The early closure of Australian coal-fired power stations is inevitable and there is a need for a federal government plan to manage this transition.

That was one of the conclusions of an energy forum hosted by the Australian Conservation Foundation that brought together representatives of energy companies, superannuation funds, financial services companies and investors. 

The aim of the forum, held in Sydney in August, was to discuss the implications for Australia’s energy mix if global warming is to be limited to 2°C.

ACF will today release a discussion paper arising from the forum.

“Participants in the forum agreed that if coal remains Australia’s dominant source of power our nation cannot responsibly play its role in meeting the international commitment to keep global warming below 2°C,” said ACF’s Economist Matthew Rose.

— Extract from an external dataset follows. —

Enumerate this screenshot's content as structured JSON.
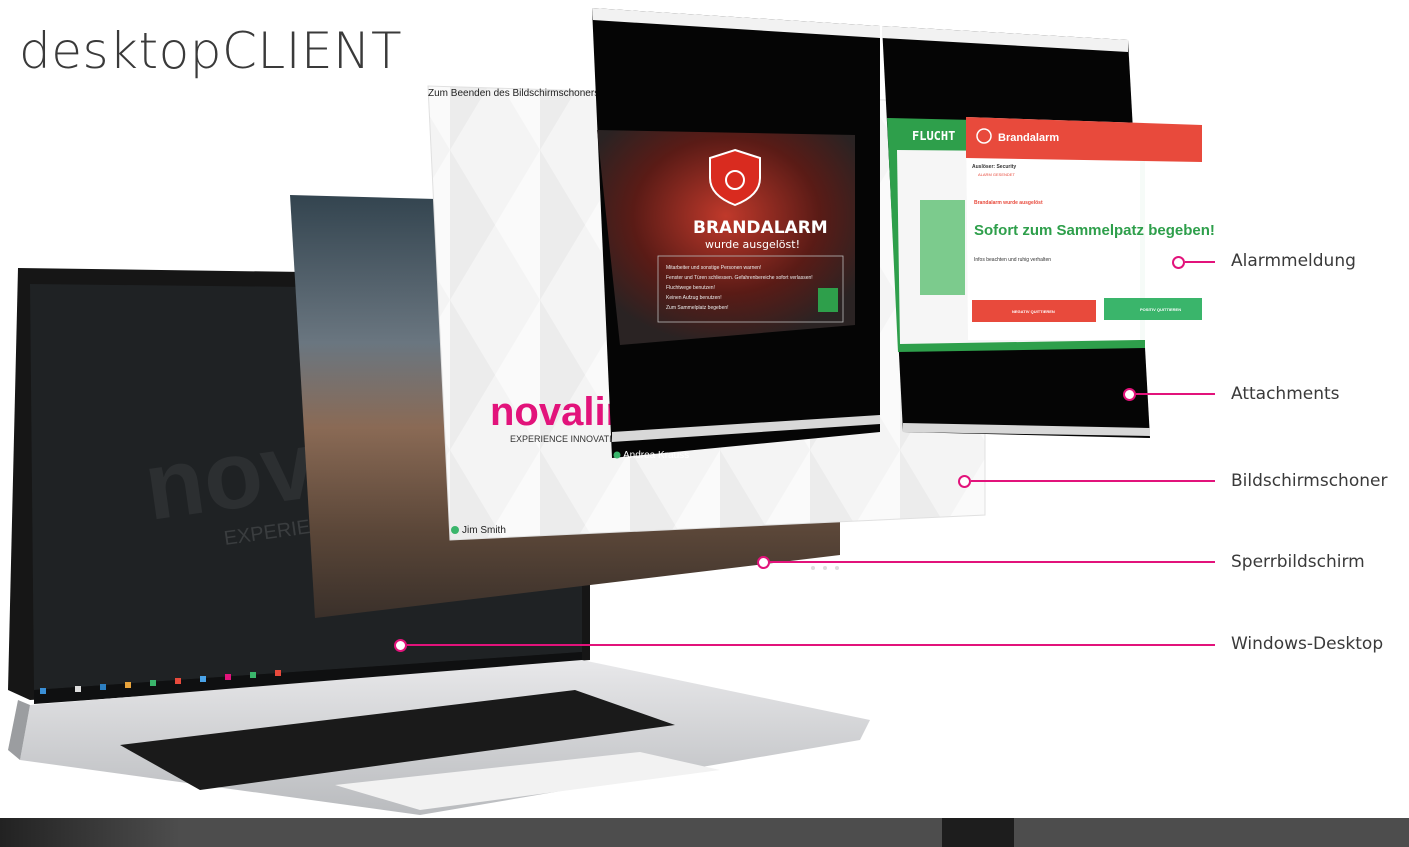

“The forum concluded that shutting down coal-fired power stations was essential if Australia is to play its part, but without a federal government plan to manage the transition the changes will be highly disruptive,” he said.

Hurdles to a smooth transition for Australia’s electricity sector include:

  • a lack of policy frameworks and certainty
  • the cost of permanently closing coal fired power stations
  • rehabilitation costs for the associated coal mines
  • the impact on communities, especially in the Latrobe and Hunter valleys.

“A clear message coming out of this forum was that the federal government needs to become much more involved in the discussion around energy transition,” Mr Rose said.

“Without leadership from the federal government, the inevitable transition will be highly disruptive, employment will suffer and Australia will not reap the benefits of new industries that are rapidly developing across the world.”

Read: Leadership required: the case for an Australian coal transition plan (discussion paper)

ACF Media Enquiries

Journalists with enquiries may contact Josh Meadows on 0439 342 992. For all other enquiries please call 1800 223 669 or email [email protected]